Many pure-play online businesses are still struggling to turn a profit, and investor sentiment towards these stocks has changed.
Yet in this marketplace, dividend-paying blue chips continue to look good, and there’s been a resurgence in many large-cap share prices, many of which sold off before their earnings.
The list isn’t perfect, but it does go on—and that’s the important news in this market. Stocks that were previous winners since the market breakout in early 2013 are still of interest to institutional investors.
Of note, Union Pacific, which is a great benchmark stock even if you aren’t interested in owning a railroad business, leapt 15% higher on the stock market to another new record-high after reporting very good results.
Railroad stocks have been hot. Union Pacific is powering ahead in its revenues, earnings, cash position, and shareholders’ equity. (See “Why the Old School Dow Theory Still Applies.”)
Plus, the company is buying back its own shares with tremendous fervor. By the end of the third quarter, this calendar year, Union Pacific repurchased 24,307,000 shares and still has 95,693,000 to go under the current program, which expires December 21, 2017.
In its most recent quarter, total freight shipments grew 11% comparatively, accelerating from this year’s previous two quarters.
The third quarter of 2014 represented the company’s best quarter ever, driven by both volume and pricing gains.
By all accounts, it was a tremendous quarter for an otherwise mature enterprise. The railroad business is still a very good business to be in.

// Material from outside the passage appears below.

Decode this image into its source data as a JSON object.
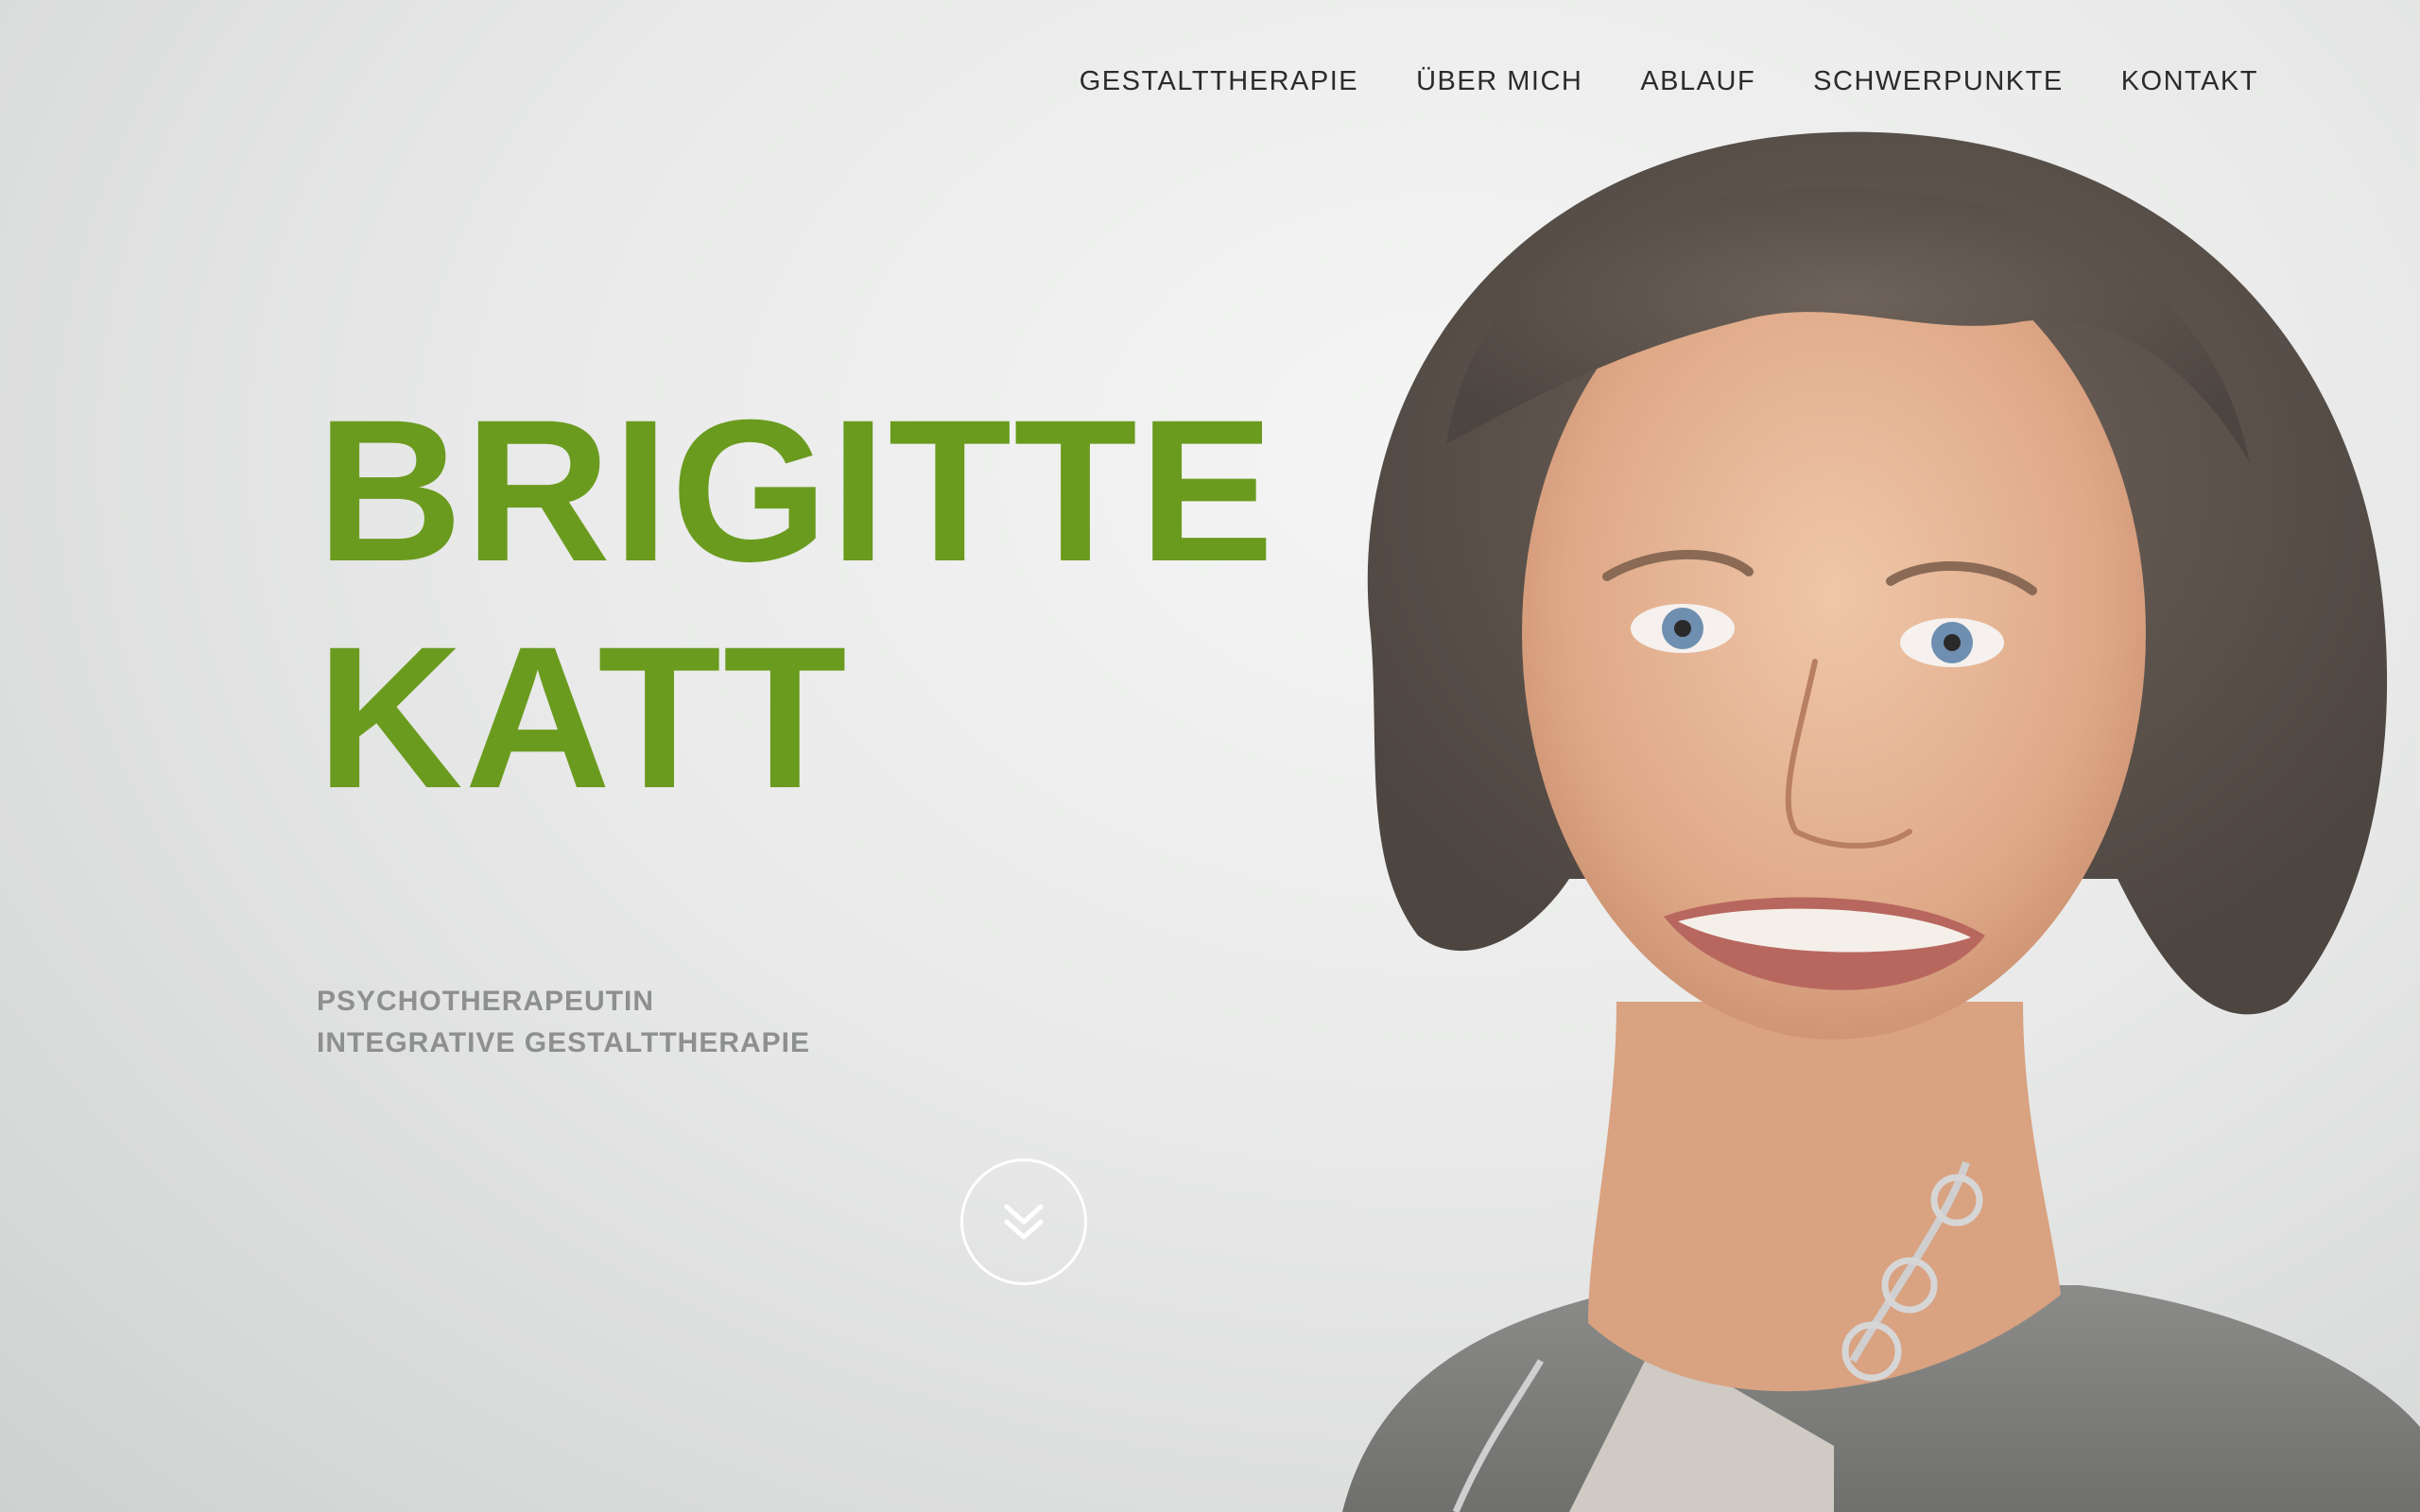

At Union Pacific, industrial products, agriculture, and intermodal shipments grew in the mid- to high double-digits over the comparable quarter last year. This is substantial comparable growth and a sign that the company will likely finish off the fourth quarter of 2014 with another record quarter.

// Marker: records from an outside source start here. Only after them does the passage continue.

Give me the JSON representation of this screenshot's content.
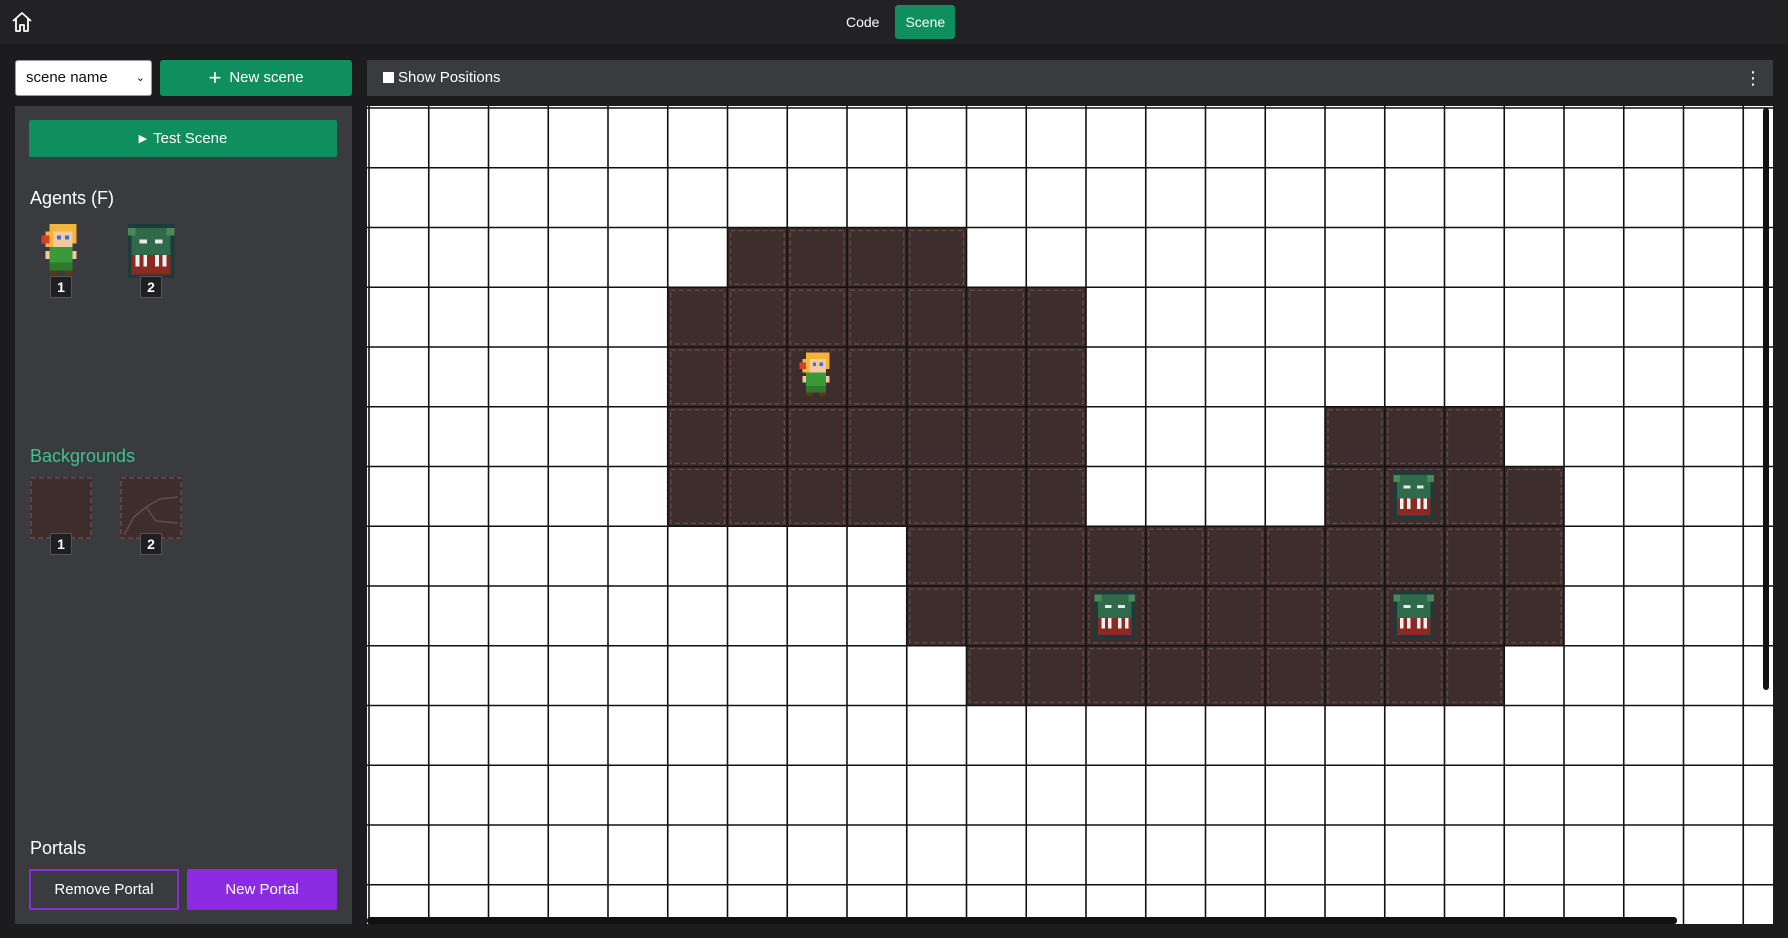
{
  "topbar": {
    "tabs": [
      {
        "label": "Code",
        "active": false
      },
      {
        "label": "Scene",
        "active": true
      }
    ]
  },
  "scene_selector": {
    "value": "scene name"
  },
  "new_scene_button": {
    "label": "New scene"
  },
  "sidebar": {
    "test_scene_label": "Test Scene",
    "agents": {
      "title": "Agents (F)",
      "items": [
        {
          "badge": "1",
          "sprite": "hero-girl"
        },
        {
          "badge": "2",
          "sprite": "orc-monster"
        }
      ]
    },
    "backgrounds": {
      "title": "Backgrounds",
      "items": [
        {
          "badge": "1",
          "tile": "floor-plain"
        },
        {
          "badge": "2",
          "tile": "floor-cracked"
        }
      ]
    },
    "portals": {
      "title": "Portals",
      "remove_label": "Remove Portal",
      "new_label": "New Portal"
    }
  },
  "editor": {
    "show_positions_label": "Show Positions",
    "show_positions_checked": false,
    "grid": {
      "columns": 24,
      "rows": 14,
      "floor_rows": [
        [
          6,
          7,
          8,
          9
        ],
        [
          5,
          6,
          7,
          8,
          9,
          10,
          11
        ],
        [
          5,
          6,
          7,
          8,
          9,
          10,
          11
        ],
        [
          5,
          6,
          7,
          8,
          9,
          10,
          11,
          16,
          17,
          18
        ],
        [
          5,
          6,
          7,
          8,
          9,
          10,
          11,
          16,
          17,
          18,
          19
        ],
        [
          9,
          10,
          11,
          12,
          13,
          14,
          15,
          16,
          17,
          18,
          19
        ],
        [
          9,
          10,
          11,
          12,
          13,
          14,
          15,
          16,
          17,
          18,
          19
        ],
        [
          10,
          11,
          12,
          13,
          14,
          15,
          16,
          17,
          18
        ]
      ],
      "floor_start_row": 2,
      "agents": [
        {
          "sprite": "hero-girl",
          "col": 7,
          "row": 4
        },
        {
          "sprite": "orc-monster",
          "col": 17,
          "row": 6
        },
        {
          "sprite": "orc-monster",
          "col": 12,
          "row": 8
        },
        {
          "sprite": "orc-monster",
          "col": 17,
          "row": 8
        }
      ]
    }
  },
  "icons": {
    "home": "home-icon",
    "play": "play-icon",
    "plus": "plus-icon",
    "kebab": "kebab-menu-icon",
    "caret": "chevron-down-icon"
  },
  "colors": {
    "accent_green": "#0f8f5d",
    "backgrounds_green": "#3dc48f",
    "portal_purple": "#8b2be2",
    "floor_tile": "#3d2d2c",
    "floor_tile_border": "#6a4c47"
  }
}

Companies miss Wall Street consensus all the time. But looking beyond expectations, virtually all North American railroad companies are posting record results with significant improvement over comparable periods in the last few years.